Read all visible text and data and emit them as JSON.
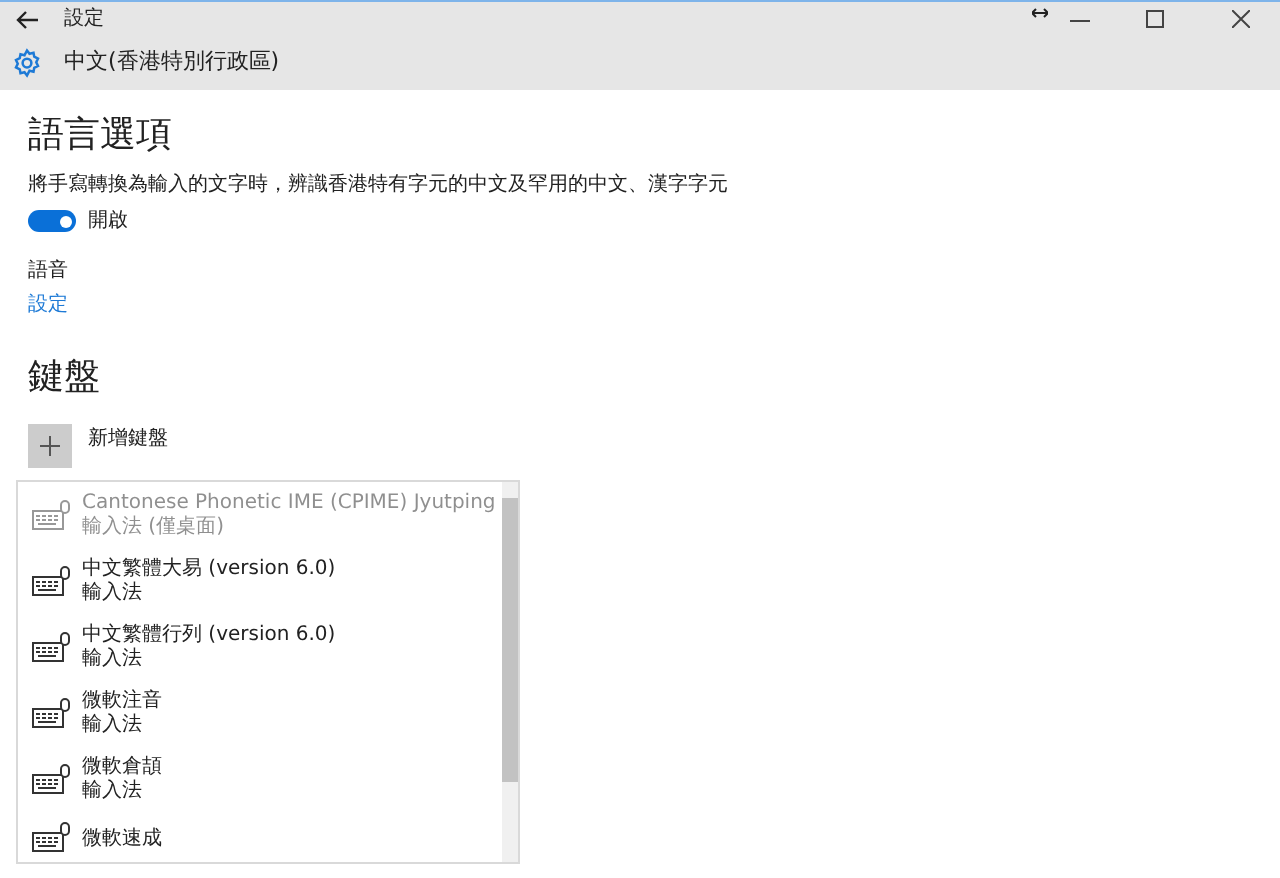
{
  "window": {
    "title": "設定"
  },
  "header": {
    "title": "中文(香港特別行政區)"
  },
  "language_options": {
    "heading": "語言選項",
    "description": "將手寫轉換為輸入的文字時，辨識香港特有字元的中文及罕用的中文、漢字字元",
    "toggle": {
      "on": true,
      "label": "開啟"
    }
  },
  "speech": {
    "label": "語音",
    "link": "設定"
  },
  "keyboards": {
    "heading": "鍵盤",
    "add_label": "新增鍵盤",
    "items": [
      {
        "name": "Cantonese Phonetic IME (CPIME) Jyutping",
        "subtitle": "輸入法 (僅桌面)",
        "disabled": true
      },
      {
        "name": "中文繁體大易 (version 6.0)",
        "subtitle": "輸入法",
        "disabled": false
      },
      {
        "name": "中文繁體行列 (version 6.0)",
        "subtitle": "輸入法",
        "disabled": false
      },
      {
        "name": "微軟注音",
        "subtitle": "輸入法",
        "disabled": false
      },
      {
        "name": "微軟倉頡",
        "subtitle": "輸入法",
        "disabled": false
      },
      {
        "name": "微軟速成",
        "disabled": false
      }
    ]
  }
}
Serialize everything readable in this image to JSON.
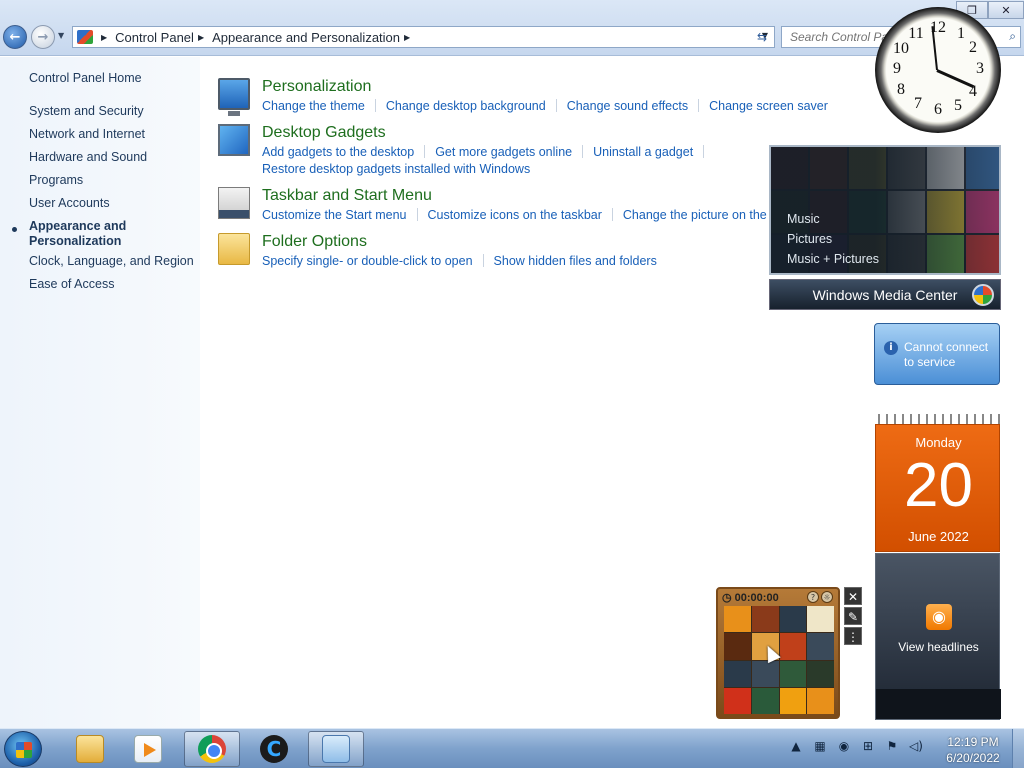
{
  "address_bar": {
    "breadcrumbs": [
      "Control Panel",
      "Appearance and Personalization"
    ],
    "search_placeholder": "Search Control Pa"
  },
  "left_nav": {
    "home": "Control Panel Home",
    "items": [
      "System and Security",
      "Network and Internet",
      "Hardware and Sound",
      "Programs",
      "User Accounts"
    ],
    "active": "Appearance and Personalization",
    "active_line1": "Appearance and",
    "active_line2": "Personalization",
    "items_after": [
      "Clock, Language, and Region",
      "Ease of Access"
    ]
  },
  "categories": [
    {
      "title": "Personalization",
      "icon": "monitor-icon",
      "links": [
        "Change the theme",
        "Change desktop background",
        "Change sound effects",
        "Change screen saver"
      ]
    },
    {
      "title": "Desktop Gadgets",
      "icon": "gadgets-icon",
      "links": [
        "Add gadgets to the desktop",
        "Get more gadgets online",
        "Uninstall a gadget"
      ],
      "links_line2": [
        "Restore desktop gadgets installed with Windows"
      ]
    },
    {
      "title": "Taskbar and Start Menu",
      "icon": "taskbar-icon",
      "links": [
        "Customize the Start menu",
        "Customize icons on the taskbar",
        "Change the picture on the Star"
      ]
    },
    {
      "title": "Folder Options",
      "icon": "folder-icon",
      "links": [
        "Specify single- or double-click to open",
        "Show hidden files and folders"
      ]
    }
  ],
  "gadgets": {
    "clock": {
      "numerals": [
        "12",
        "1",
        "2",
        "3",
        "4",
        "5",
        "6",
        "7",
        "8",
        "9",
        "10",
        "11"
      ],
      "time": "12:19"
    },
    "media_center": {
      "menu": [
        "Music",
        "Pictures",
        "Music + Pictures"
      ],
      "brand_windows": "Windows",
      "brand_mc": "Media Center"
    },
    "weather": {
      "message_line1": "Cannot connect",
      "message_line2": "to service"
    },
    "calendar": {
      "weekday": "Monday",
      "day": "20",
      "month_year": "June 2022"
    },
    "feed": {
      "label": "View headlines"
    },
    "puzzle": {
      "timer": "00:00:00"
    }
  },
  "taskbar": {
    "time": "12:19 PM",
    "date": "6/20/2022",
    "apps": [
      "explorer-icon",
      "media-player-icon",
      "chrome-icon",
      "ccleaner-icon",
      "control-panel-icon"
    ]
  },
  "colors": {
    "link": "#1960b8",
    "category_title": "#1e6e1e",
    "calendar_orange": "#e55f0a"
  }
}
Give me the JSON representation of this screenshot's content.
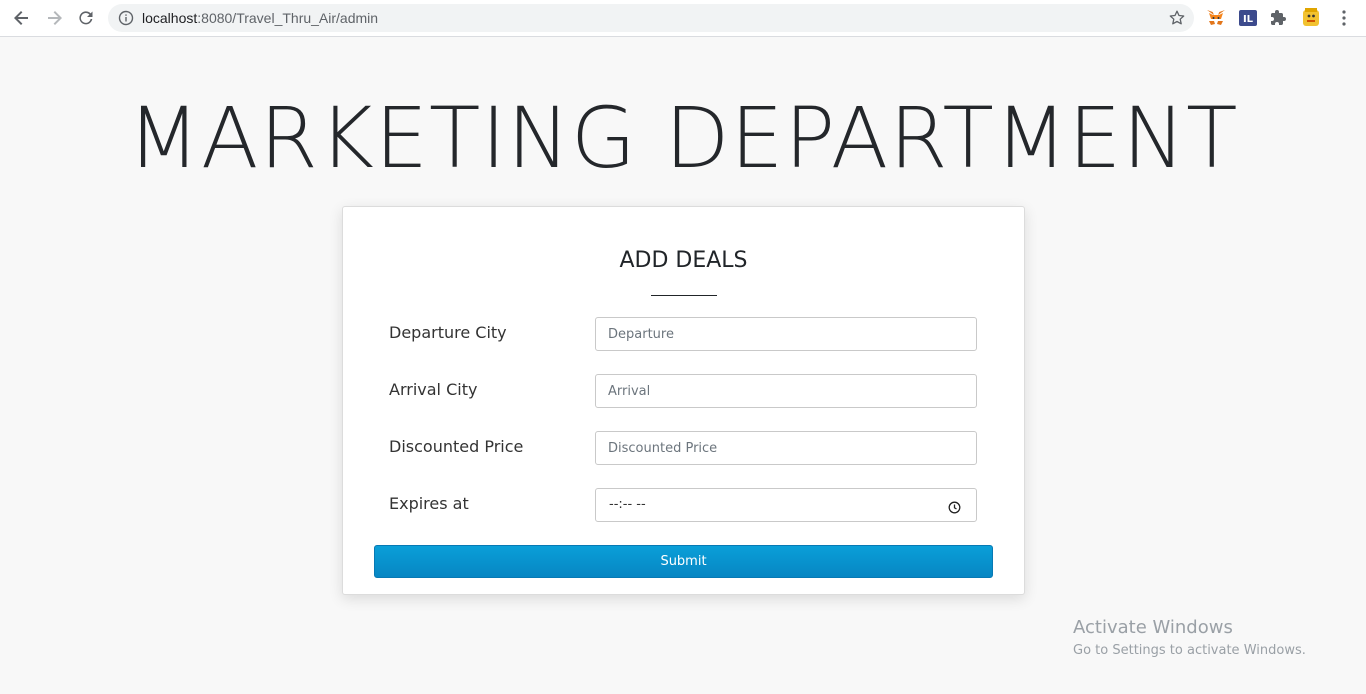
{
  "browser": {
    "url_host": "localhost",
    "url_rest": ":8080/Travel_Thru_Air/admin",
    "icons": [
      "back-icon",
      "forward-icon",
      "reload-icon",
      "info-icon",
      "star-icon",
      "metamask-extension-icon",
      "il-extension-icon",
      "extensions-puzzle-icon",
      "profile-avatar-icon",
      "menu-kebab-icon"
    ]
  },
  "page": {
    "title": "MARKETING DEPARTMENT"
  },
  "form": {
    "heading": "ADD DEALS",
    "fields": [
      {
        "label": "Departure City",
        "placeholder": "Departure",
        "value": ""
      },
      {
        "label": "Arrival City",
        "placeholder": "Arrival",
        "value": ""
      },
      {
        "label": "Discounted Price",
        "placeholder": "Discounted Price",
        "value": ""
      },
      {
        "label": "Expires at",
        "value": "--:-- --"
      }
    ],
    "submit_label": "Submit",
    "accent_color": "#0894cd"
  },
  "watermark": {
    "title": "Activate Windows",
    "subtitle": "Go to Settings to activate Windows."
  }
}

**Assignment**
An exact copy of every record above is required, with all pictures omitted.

**Task answer**
Read all visible text and data and emit them as JSON.
{
  "window": {
    "title": "設定"
  },
  "header": {
    "title": "中文(香港特別行政區)"
  },
  "language_options": {
    "heading": "語言選項",
    "description": "將手寫轉換為輸入的文字時，辨識香港特有字元的中文及罕用的中文、漢字字元",
    "toggle": {
      "on": true,
      "label": "開啟"
    }
  },
  "speech": {
    "label": "語音",
    "link": "設定"
  },
  "keyboards": {
    "heading": "鍵盤",
    "add_label": "新增鍵盤",
    "items": [
      {
        "name": "Cantonese Phonetic IME (CPIME) Jyutping",
        "subtitle": "輸入法 (僅桌面)",
        "disabled": true
      },
      {
        "name": "中文繁體大易 (version 6.0)",
        "subtitle": "輸入法",
        "disabled": false
      },
      {
        "name": "中文繁體行列 (version 6.0)",
        "subtitle": "輸入法",
        "disabled": false
      },
      {
        "name": "微軟注音",
        "subtitle": "輸入法",
        "disabled": false
      },
      {
        "name": "微軟倉頡",
        "subtitle": "輸入法",
        "disabled": false
      },
      {
        "name": "微軟速成",
        "disabled": false
      }
    ]
  }
}
Serialize everything readable in this image to JSON.
{
  "address_bar": {
    "breadcrumbs": [
      "Control Panel",
      "Appearance and Personalization"
    ],
    "search_placeholder": "Search Control Pa"
  },
  "left_nav": {
    "home": "Control Panel Home",
    "items": [
      "System and Security",
      "Network and Internet",
      "Hardware and Sound",
      "Programs",
      "User Accounts"
    ],
    "active": "Appearance and Personalization",
    "active_line1": "Appearance and",
    "active_line2": "Personalization",
    "items_after": [
      "Clock, Language, and Region",
      "Ease of Access"
    ]
  },
  "categories": [
    {
      "title": "Personalization",
      "icon": "monitor-icon",
      "links": [
        "Change the theme",
        "Change desktop background",
        "Change sound effects",
        "Change screen saver"
      ]
    },
    {
      "title": "Desktop Gadgets",
      "icon": "gadgets-icon",
      "links": [
        "Add gadgets to the desktop",
        "Get more gadgets online",
        "Uninstall a gadget"
      ],
      "links_line2": [
        "Restore desktop gadgets installed with Windows"
      ]
    },
    {
      "title": "Taskbar and Start Menu",
      "icon": "taskbar-icon",
      "links": [
        "Customize the Start menu",
        "Customize icons on the taskbar",
        "Change the picture on the Star"
      ]
    },
    {
      "title": "Folder Options",
      "icon": "folder-icon",
      "links": [
        "Specify single- or double-click to open",
        "Show hidden files and folders"
      ]
    }
  ],
  "gadgets": {
    "clock": {
      "numerals": [
        "12",
        "1",
        "2",
        "3",
        "4",
        "5",
        "6",
        "7",
        "8",
        "9",
        "10",
        "11"
      ],
      "time": "12:19"
    },
    "media_center": {
      "menu": [
        "Music",
        "Pictures",
        "Music + Pictures"
      ],
      "brand_windows": "Windows",
      "brand_mc": "Media Center"
    },
    "weather": {
      "message_line1": "Cannot connect",
      "message_line2": "to service"
    },
    "calendar": {
      "weekday": "Monday",
      "day": "20",
      "month_year": "June 2022"
    },
    "feed": {
      "label": "View headlines"
    },
    "puzzle": {
      "timer": "00:00:00"
    }
  },
  "taskbar": {
    "time": "12:19 PM",
    "date": "6/20/2022",
    "apps": [
      "explorer-icon",
      "media-player-icon",
      "chrome-icon",
      "ccleaner-icon",
      "control-panel-icon"
    ]
  },
  "colors": {
    "link": "#1960b8",
    "category_title": "#1e6e1e",
    "calendar_orange": "#e55f0a"
  }
}
Give me the JSON representation of this screenshot's content.
{
  "browser": {
    "url_host": "localhost",
    "url_rest": ":8080/Travel_Thru_Air/admin",
    "icons": [
      "back-icon",
      "forward-icon",
      "reload-icon",
      "info-icon",
      "star-icon",
      "metamask-extension-icon",
      "il-extension-icon",
      "extensions-puzzle-icon",
      "profile-avatar-icon",
      "menu-kebab-icon"
    ]
  },
  "page": {
    "title": "MARKETING DEPARTMENT"
  },
  "form": {
    "heading": "ADD DEALS",
    "fields": [
      {
        "label": "Departure City",
        "placeholder": "Departure",
        "value": ""
      },
      {
        "label": "Arrival City",
        "placeholder": "Arrival",
        "value": ""
      },
      {
        "label": "Discounted Price",
        "placeholder": "Discounted Price",
        "value": ""
      },
      {
        "label": "Expires at",
        "value": "--:-- --"
      }
    ],
    "submit_label": "Submit",
    "accent_color": "#0894cd"
  },
  "watermark": {
    "title": "Activate Windows",
    "subtitle": "Go to Settings to activate Windows."
  }
}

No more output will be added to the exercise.